If we raise the termperature of ferromagnets, their atomic building blocks begin to jitter more and more. At some point, the shaking is too intense to maintain the dipole moments’ well-arranged order. Then, the vibrations of the tiny “bar magnets” are so heavy that a magnetization on a grand scale isn’t possible anymore. We now have all these dipole moments randomly aligned in all spatial directions. Again, this state pefectly matches our definition of paramagnets.
The temperature at which ferromagnets suddenly become paramagnets is called the Curie point .
Meanwhile, I’d really like to refer those of you who prefer vivid visualizations (like I do) to the brilliant video “MAGNETS: How Do They Work?” by MinutePhysics and Veritasium! In it, Henry and Derek bautifully explain how the different kinds of magnetism arise. Furthermore, there’s an awesome interactive Periodic Table of Elements by Henry which shows how the magnetic properties of materials change depending on the temperature.
However, we still want to find out if there’s an enormous bar magnet in the Earth’s interior, right?!
At this point, we have collected enough knowledge to being able to anwer this question.
Bar magnets are ferromagnets. But we know (by different kinds of considerations) that all ferromagnetic materials in the inside of the Earth have a temperature above the Curie point. That’s why the global magnetic field cannot arise from any kind of solid magnet in the interior!
Even though we’ve never digged down to the Earth’s core, we can exclude this kind of origin of the magnetic field.
What, then, causes the terrestrial magnetic field?
As long ago as 1820, the Danish physicist and chemist Hans Christian Ørsted discovered the deviation of a compass needle when near a current-carrying conductor during one of his lectures. Moving charges (= currents) can obviously produce magnetic fields. (Forty-odd years later, James Clerk Maxwell was able to formulate the mathematical theory of electromagnetism, which can explain this phenomenon (and all the other electromagnetic occurrences) to a remarkable degree of accuracy.) So moving electrical charges creates a magnetic field. This doesn’t only apply to conductors, but also to the Earth’s interior!

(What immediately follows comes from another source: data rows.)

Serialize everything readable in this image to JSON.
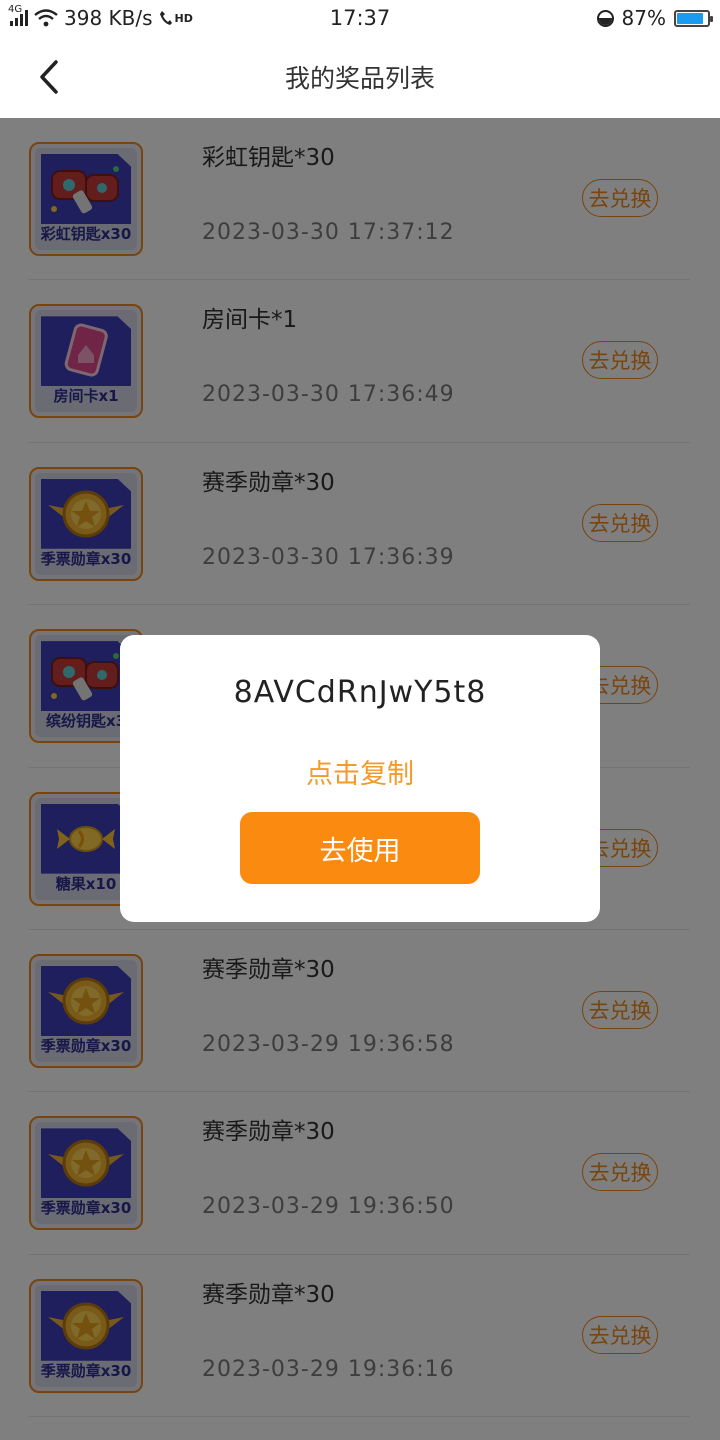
{
  "status_bar": {
    "network": "4G",
    "speed": "398 KB/s",
    "hd": "HD",
    "time": "17:37",
    "battery": "87%",
    "battery_level": 0.87
  },
  "nav": {
    "title": "我的奖品列表"
  },
  "prizes": [
    {
      "name": "彩虹钥匙*30",
      "time": "2023-03-30 17:37:12",
      "thumb_label": "彩虹钥匙x30",
      "icon": "key-icon",
      "action": "去兑换"
    },
    {
      "name": "房间卡*1",
      "time": "2023-03-30 17:36:49",
      "thumb_label": "房间卡x1",
      "icon": "room-card-icon",
      "action": "去兑换"
    },
    {
      "name": "赛季勋章*30",
      "time": "2023-03-30 17:36:39",
      "thumb_label": "季票勋章x30",
      "icon": "medal-icon",
      "action": "去兑换"
    },
    {
      "name": "",
      "time": "",
      "thumb_label": "缤纷钥匙x3",
      "icon": "key-icon",
      "action": "去兑换"
    },
    {
      "name": "",
      "time": "",
      "thumb_label": "糖果x10",
      "icon": "candy-icon",
      "action": "去兑换"
    },
    {
      "name": "赛季勋章*30",
      "time": "2023-03-29 19:36:58",
      "thumb_label": "季票勋章x30",
      "icon": "medal-icon",
      "action": "去兑换"
    },
    {
      "name": "赛季勋章*30",
      "time": "2023-03-29 19:36:50",
      "thumb_label": "季票勋章x30",
      "icon": "medal-icon",
      "action": "去兑换"
    },
    {
      "name": "赛季勋章*30",
      "time": "2023-03-29 19:36:16",
      "thumb_label": "季票勋章x30",
      "icon": "medal-icon",
      "action": "去兑换"
    }
  ],
  "dialog": {
    "code": "8AVCdRnJwY5t8",
    "copy_label": "点击复制",
    "use_label": "去使用"
  },
  "colors": {
    "accent": "#fb8a10",
    "outline": "#f08a1d",
    "thumb_bg": "#3d3fb8"
  }
}
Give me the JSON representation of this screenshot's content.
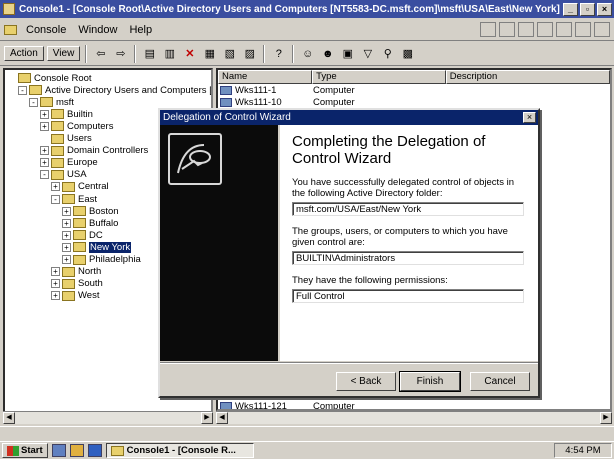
{
  "window": {
    "title": "Console1 - [Console Root\\Active Directory Users and Computers [NT5583-DC.msft.com]\\msft\\USA\\East\\New York]"
  },
  "menubar": {
    "items": [
      "Console",
      "Window",
      "Help"
    ]
  },
  "toolbar": {
    "action_label": "Action",
    "view_label": "View"
  },
  "tree": {
    "rows": [
      {
        "label": "Console Root",
        "indent": 0,
        "expand": "",
        "selected": false
      },
      {
        "label": "Active Directory Users and Computers [NT5583",
        "indent": 1,
        "expand": "-",
        "selected": false
      },
      {
        "label": "msft",
        "indent": 2,
        "expand": "-",
        "selected": false
      },
      {
        "label": "Builtin",
        "indent": 3,
        "expand": "+",
        "selected": false
      },
      {
        "label": "Computers",
        "indent": 3,
        "expand": "+",
        "selected": false
      },
      {
        "label": "Users",
        "indent": 3,
        "expand": "",
        "selected": false
      },
      {
        "label": "Domain Controllers",
        "indent": 3,
        "expand": "+",
        "selected": false
      },
      {
        "label": "Europe",
        "indent": 3,
        "expand": "+",
        "selected": false
      },
      {
        "label": "USA",
        "indent": 3,
        "expand": "-",
        "selected": false
      },
      {
        "label": "Central",
        "indent": 4,
        "expand": "+",
        "selected": false
      },
      {
        "label": "East",
        "indent": 4,
        "expand": "-",
        "selected": false
      },
      {
        "label": "Boston",
        "indent": 5,
        "expand": "+",
        "selected": false
      },
      {
        "label": "Buffalo",
        "indent": 5,
        "expand": "+",
        "selected": false
      },
      {
        "label": "DC",
        "indent": 5,
        "expand": "+",
        "selected": false
      },
      {
        "label": "New York",
        "indent": 5,
        "expand": "+",
        "selected": true
      },
      {
        "label": "Philadelphia",
        "indent": 5,
        "expand": "+",
        "selected": false
      },
      {
        "label": "North",
        "indent": 4,
        "expand": "+",
        "selected": false
      },
      {
        "label": "South",
        "indent": 4,
        "expand": "+",
        "selected": false
      },
      {
        "label": "West",
        "indent": 4,
        "expand": "+",
        "selected": false
      }
    ]
  },
  "list": {
    "columns": [
      "Name",
      "Type",
      "Description"
    ],
    "rows": [
      {
        "name": "Wks111-1",
        "type": "Computer"
      },
      {
        "name": "Wks111-10",
        "type": "Computer"
      }
    ],
    "bottom_row": {
      "name": "Wks111-121",
      "type": "Computer"
    }
  },
  "dialog": {
    "title": "Delegation of Control Wizard",
    "heading": "Completing the Delegation of Control Wizard",
    "text1": "You have successfully delegated control of objects in the following Active Directory folder:",
    "folder": "msft.com/USA/East/New York",
    "text2": "The groups, users, or computers to which you have given control are:",
    "principals": "BUILTIN\\Administrators",
    "text3": "They have the following permissions:",
    "permissions": "Full Control",
    "back_label": "< Back",
    "finish_label": "Finish",
    "cancel_label": "Cancel",
    "close_label": "×"
  },
  "taskbar": {
    "start_label": "Start",
    "task_label": "Console1 - [Console R...",
    "clock": "4:54 PM"
  }
}
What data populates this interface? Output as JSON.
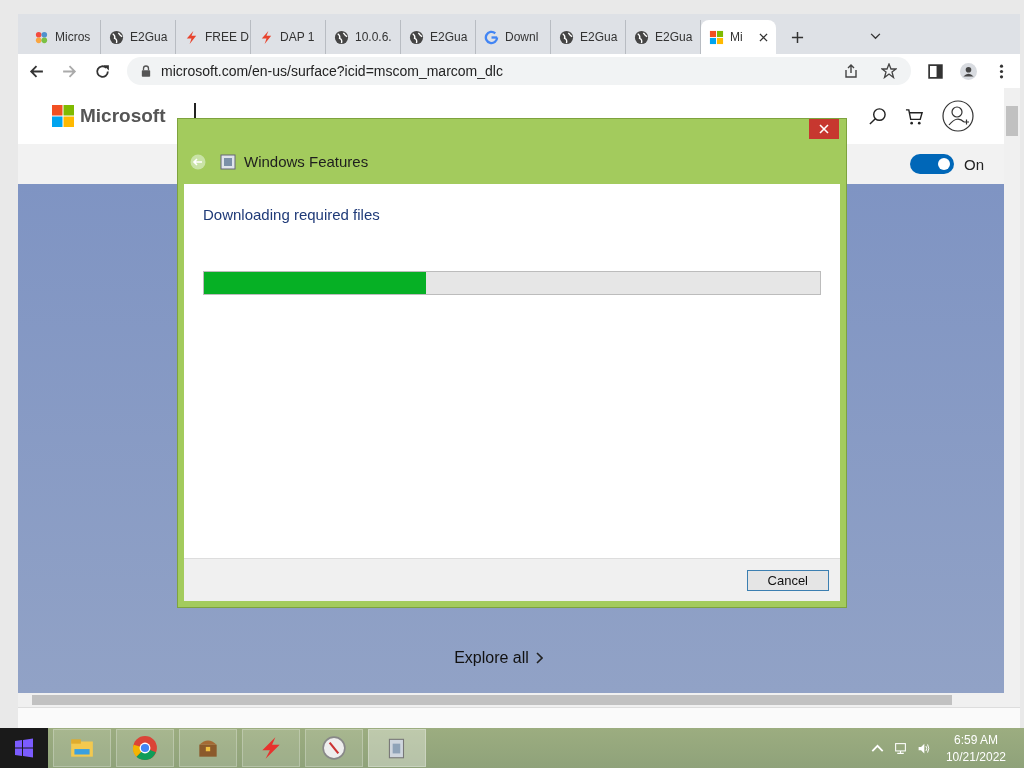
{
  "browser": {
    "tabs": [
      {
        "title": "Micros",
        "kind": "flower",
        "selected": false
      },
      {
        "title": "E2Gua",
        "kind": "globe",
        "selected": false
      },
      {
        "title": "FREE D",
        "kind": "bolt",
        "selected": false
      },
      {
        "title": "DAP 1",
        "kind": "bolt",
        "selected": false
      },
      {
        "title": "10.0.6.",
        "kind": "globe",
        "selected": false
      },
      {
        "title": "E2Gua",
        "kind": "globe",
        "selected": false
      },
      {
        "title": "Downl",
        "kind": "google",
        "selected": false
      },
      {
        "title": "E2Gua",
        "kind": "globe",
        "selected": false
      },
      {
        "title": "E2Gua",
        "kind": "globe",
        "selected": false
      },
      {
        "title": "Mi",
        "kind": "windows",
        "selected": true
      }
    ],
    "url": "microsoft.com/en-us/surface?icid=mscom_marcom_dlc"
  },
  "page": {
    "logo": "Microsoft",
    "toggle": {
      "on": true,
      "label": "On"
    },
    "explore": "Explore all"
  },
  "dialog": {
    "title": "Windows Features",
    "status": "Downloading required files",
    "level": 0.36,
    "cancel": "Cancel"
  },
  "taskbar": {
    "time": "6:59 AM",
    "date": "10/21/2022"
  }
}
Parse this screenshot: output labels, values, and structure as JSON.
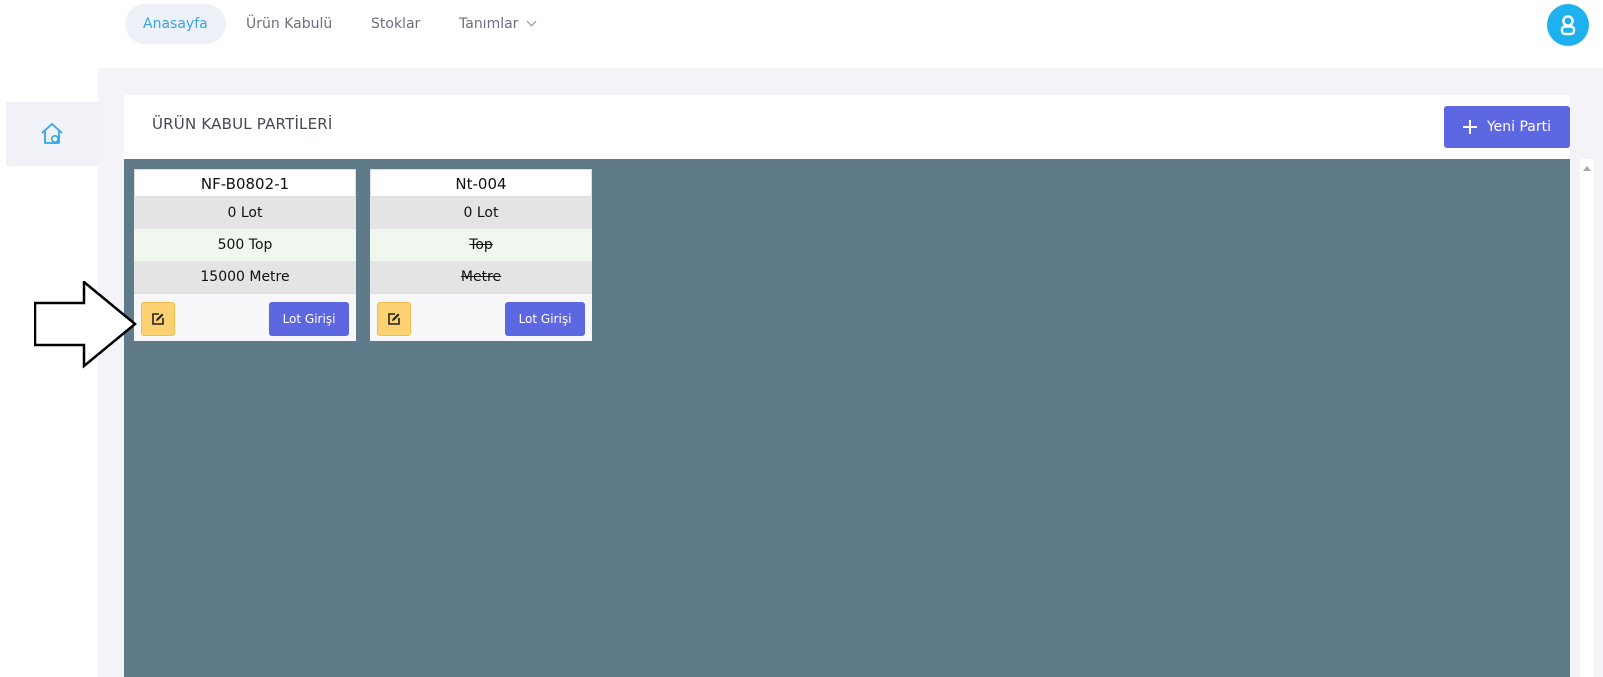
{
  "nav": {
    "tabs": [
      {
        "label": "Anasayfa",
        "active": true
      },
      {
        "label": "Ürün Kabulü",
        "active": false
      },
      {
        "label": "Stoklar",
        "active": false
      },
      {
        "label": "Tanımlar",
        "active": false,
        "has_dropdown": true
      }
    ],
    "avatar_icon": "user-icon"
  },
  "sidebar": {
    "items": [
      {
        "icon": "home-icon",
        "active": true
      }
    ]
  },
  "main": {
    "title": "ÜRÜN KABUL PARTİLERİ",
    "new_button_label": "Yeni Parti",
    "cards": [
      {
        "name": "NF-B0802-1",
        "lot": "0 Lot",
        "top": "500 Top",
        "metre": "15000 Metre",
        "top_struck": false,
        "metre_struck": false,
        "lot_button": "Lot Girişi"
      },
      {
        "name": "Nt-004",
        "lot": "0 Lot",
        "top": "Top",
        "metre": "Metre",
        "top_struck": true,
        "metre_struck": true,
        "lot_button": "Lot Girişi"
      }
    ]
  },
  "colors": {
    "accent": "#5e67e2",
    "active_tab_text": "#3aa6e5",
    "avatar": "#1fb0ef",
    "board": "#5f7b89",
    "edit_button": "#fcd171"
  },
  "annotation": {
    "icon": "right-arrow-outline-icon"
  }
}
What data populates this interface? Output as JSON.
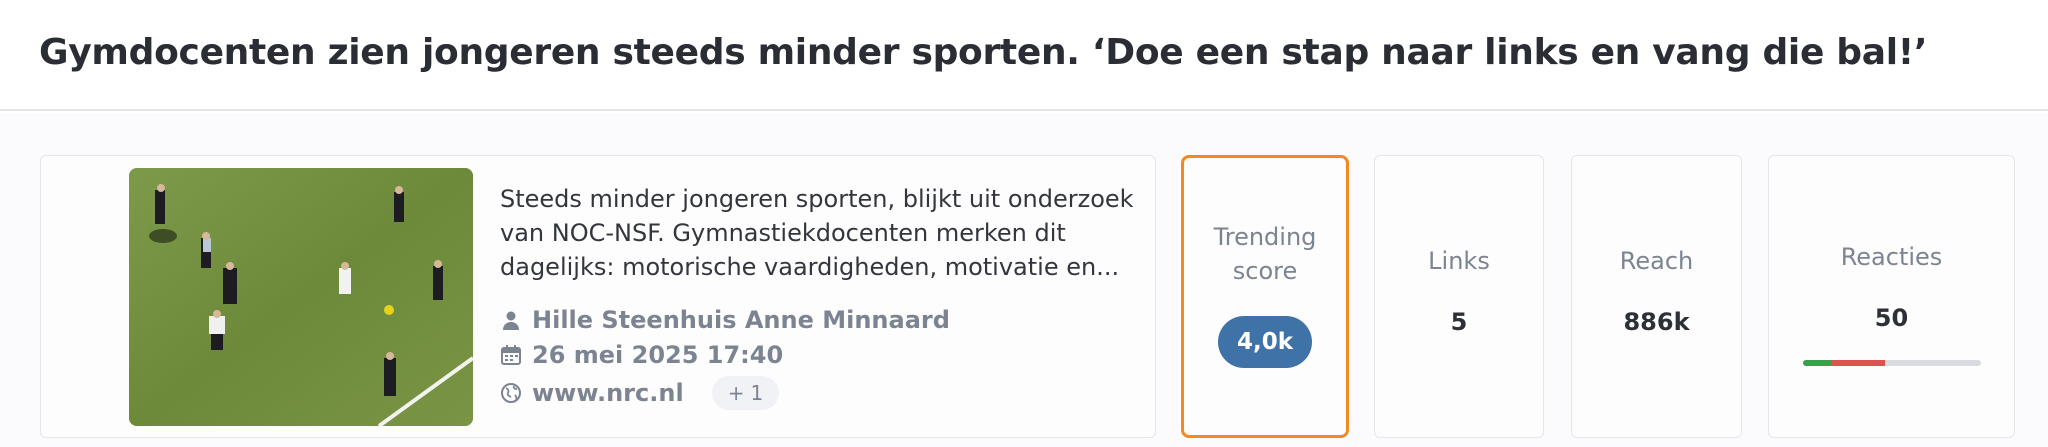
{
  "article": {
    "title": "Gymdocenten zien jongeren steeds minder sporten. ‘Doe een stap naar links en vang die bal!’",
    "summary": "Steeds minder jongeren sporten, blijkt uit onderzoek van NOC-NSF. Gymnastiekdocenten merken dit dagelijks: motorische vaardigheden, motivatie en...",
    "authors": "Hille Steenhuis Anne Minnaard",
    "date": "26 mei 2025 17:40",
    "source": "www.nrc.nl",
    "more_sources": "1",
    "icons": {
      "author": "person-icon",
      "date": "calendar-icon",
      "source": "globe-icon",
      "more": "plus-icon"
    }
  },
  "stats": {
    "trending": {
      "label": "Trending score",
      "value": "4,0k"
    },
    "links": {
      "label": "Links",
      "value": "5"
    },
    "reach": {
      "label": "Reach",
      "value": "886k"
    },
    "reacties": {
      "label": "Reacties",
      "value": "50",
      "sentiment": {
        "positive": 0.16,
        "negative": 0.3,
        "neutral": 0.54
      }
    }
  },
  "colors": {
    "accent_trending": "#f28a1f",
    "trending_pill": "#3f73a8",
    "sentiment_positive": "#3aa14a",
    "sentiment_negative": "#e0524f",
    "sentiment_neutral": "#d9dbe0"
  }
}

Consequently, the terrestrial magnetic field originates in magma currents containing electrically charged particles in the fluid inside of the Earth. These circular currents run symmetrically with respect to the dipole axis. They exist because of different temperature gradients (“liquid matter ascends, cools down, and descends again”), because of dynamic effects which cause relative motions between the fluid and the solid parts of the Earth, and because of other reasons which I shall not discuss further here.
There are other reasons supporting the idea that the global magnetic field is produced by moving currents. Let’s take all the field’s small, local differences which can be measured and the slow changing of the global magnetic field as examples.
So without literally having to dig down to the Earth’s core, we discovered that there is no giant bar magnet, but instead circular currents of charged particles which cause the terrestrial magnetic field. In doing so, we haven’t even had to leave our desk. How convenient!
¹ Source: http://de.wikipedia.org/wiki/Erdmagnetfeld#Form_und_St.C3.A4rke
Posted on December 17, 2013, in Earth, Electromagnetism, Geology, physics, science and tagged Curie point, Earth, Earth's magnetic field, Electromagnetism, Ferromagnetism, global magnetic field, Magnetic field, Magnetism, Materials Science, Paramagnetism. Bookmark the permalink. 2 Comments.